-- DATA PROVIDED follows --

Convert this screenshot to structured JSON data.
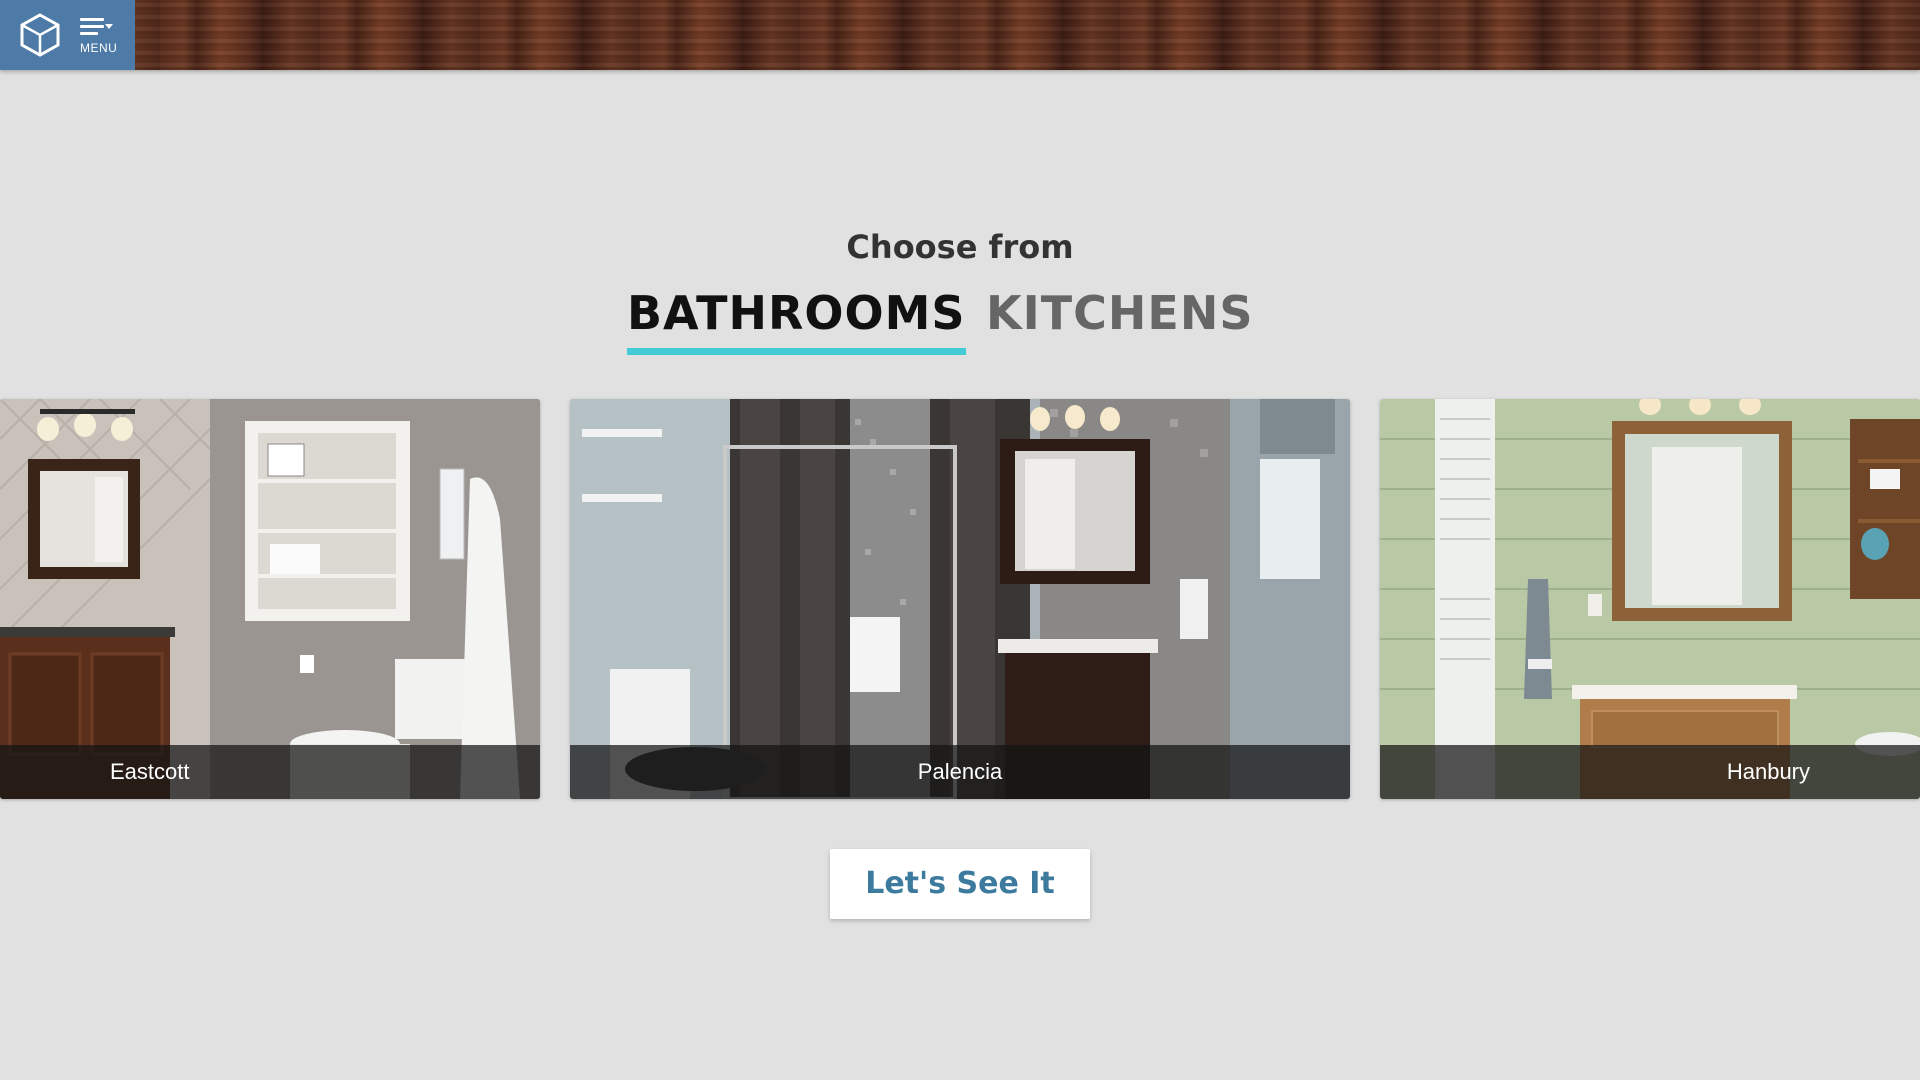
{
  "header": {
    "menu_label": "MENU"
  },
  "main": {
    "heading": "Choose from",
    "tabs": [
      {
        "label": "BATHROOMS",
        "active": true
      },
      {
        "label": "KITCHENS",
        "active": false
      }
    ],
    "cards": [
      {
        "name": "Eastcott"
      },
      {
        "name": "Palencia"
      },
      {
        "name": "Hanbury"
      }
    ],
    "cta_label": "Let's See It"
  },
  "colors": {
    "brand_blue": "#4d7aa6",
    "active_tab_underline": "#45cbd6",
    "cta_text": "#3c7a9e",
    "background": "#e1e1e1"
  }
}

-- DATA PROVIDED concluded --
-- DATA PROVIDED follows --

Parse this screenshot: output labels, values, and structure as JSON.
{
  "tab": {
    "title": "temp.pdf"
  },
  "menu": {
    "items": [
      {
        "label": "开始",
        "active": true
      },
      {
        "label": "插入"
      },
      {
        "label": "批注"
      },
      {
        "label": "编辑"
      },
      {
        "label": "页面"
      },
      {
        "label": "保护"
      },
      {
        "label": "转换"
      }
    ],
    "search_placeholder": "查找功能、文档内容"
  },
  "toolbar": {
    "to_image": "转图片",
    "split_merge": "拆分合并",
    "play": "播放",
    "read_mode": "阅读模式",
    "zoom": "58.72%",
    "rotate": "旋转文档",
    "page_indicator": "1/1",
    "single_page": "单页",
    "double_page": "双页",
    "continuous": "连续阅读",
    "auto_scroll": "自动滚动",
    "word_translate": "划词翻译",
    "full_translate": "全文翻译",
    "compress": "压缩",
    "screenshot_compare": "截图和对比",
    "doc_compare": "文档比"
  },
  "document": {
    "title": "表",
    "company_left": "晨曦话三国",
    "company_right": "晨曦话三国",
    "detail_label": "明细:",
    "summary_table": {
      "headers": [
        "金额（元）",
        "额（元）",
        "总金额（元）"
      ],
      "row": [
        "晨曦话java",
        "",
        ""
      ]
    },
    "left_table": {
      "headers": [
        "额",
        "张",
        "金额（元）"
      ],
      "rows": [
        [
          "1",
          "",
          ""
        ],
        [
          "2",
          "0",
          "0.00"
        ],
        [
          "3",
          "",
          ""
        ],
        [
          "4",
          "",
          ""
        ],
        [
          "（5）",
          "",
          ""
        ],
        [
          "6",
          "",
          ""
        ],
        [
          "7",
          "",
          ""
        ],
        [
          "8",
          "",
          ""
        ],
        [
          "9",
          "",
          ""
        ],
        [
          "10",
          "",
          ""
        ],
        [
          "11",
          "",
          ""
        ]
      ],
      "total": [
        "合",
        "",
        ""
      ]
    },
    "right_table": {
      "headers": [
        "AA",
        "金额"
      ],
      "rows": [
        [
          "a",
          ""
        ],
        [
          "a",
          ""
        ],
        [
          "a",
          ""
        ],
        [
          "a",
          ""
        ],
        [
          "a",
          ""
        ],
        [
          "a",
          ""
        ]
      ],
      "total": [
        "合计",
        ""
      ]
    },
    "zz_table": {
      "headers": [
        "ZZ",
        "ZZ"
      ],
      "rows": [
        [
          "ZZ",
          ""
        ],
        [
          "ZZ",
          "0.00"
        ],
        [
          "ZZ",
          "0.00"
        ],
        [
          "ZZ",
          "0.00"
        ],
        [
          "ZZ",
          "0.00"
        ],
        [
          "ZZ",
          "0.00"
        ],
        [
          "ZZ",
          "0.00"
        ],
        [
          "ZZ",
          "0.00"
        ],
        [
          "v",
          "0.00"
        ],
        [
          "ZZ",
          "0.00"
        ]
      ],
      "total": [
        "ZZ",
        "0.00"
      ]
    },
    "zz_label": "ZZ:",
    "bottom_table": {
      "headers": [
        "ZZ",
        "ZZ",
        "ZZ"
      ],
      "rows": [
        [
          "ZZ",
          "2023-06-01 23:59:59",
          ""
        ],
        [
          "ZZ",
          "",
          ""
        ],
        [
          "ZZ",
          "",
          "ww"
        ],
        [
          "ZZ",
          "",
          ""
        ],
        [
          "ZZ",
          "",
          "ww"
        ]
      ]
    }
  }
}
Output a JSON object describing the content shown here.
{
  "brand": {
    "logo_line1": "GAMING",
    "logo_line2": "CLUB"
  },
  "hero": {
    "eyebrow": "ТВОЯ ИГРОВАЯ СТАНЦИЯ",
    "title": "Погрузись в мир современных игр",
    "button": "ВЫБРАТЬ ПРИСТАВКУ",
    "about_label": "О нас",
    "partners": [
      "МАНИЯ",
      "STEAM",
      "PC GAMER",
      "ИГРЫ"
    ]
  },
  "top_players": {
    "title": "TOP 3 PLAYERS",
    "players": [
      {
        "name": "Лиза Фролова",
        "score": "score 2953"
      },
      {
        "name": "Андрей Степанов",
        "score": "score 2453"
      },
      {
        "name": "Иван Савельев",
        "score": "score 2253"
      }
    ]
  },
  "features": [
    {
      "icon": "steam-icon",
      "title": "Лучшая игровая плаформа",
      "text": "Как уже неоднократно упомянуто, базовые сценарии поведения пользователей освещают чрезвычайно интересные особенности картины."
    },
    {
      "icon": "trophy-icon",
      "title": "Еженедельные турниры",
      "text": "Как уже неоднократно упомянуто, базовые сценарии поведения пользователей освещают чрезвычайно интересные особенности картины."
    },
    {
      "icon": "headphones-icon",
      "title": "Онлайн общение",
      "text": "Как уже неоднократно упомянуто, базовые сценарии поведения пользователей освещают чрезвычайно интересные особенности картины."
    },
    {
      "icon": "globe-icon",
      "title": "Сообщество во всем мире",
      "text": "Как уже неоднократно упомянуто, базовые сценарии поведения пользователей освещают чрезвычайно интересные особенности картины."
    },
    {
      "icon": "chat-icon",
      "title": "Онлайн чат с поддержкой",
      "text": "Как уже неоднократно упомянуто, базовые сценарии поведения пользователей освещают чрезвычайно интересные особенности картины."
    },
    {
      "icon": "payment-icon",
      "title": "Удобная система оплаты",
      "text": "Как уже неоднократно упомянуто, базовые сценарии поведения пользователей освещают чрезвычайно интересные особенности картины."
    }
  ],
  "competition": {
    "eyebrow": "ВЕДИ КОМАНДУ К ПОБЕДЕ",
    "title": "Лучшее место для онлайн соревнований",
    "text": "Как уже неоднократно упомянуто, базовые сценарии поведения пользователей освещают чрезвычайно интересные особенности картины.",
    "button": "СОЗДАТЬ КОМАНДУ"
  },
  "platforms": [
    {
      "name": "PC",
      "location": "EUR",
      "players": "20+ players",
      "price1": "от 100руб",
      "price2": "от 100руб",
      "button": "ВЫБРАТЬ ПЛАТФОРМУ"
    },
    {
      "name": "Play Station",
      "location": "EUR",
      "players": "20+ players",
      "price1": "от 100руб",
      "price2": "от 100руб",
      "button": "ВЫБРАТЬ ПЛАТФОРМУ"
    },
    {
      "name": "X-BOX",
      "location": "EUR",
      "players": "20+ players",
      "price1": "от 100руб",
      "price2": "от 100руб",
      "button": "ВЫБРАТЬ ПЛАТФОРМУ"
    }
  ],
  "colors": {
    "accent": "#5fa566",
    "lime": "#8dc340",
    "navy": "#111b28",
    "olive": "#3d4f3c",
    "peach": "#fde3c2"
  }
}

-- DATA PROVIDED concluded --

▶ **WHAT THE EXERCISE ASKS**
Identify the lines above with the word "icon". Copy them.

▶ **EXERCISE RESPONSE**
      "icon": "steam-icon",
      "icon": "trophy-icon",
      "icon": "headphones-icon",
      "icon": "globe-icon",
      "icon": "chat-icon",
      "icon": "payment-icon",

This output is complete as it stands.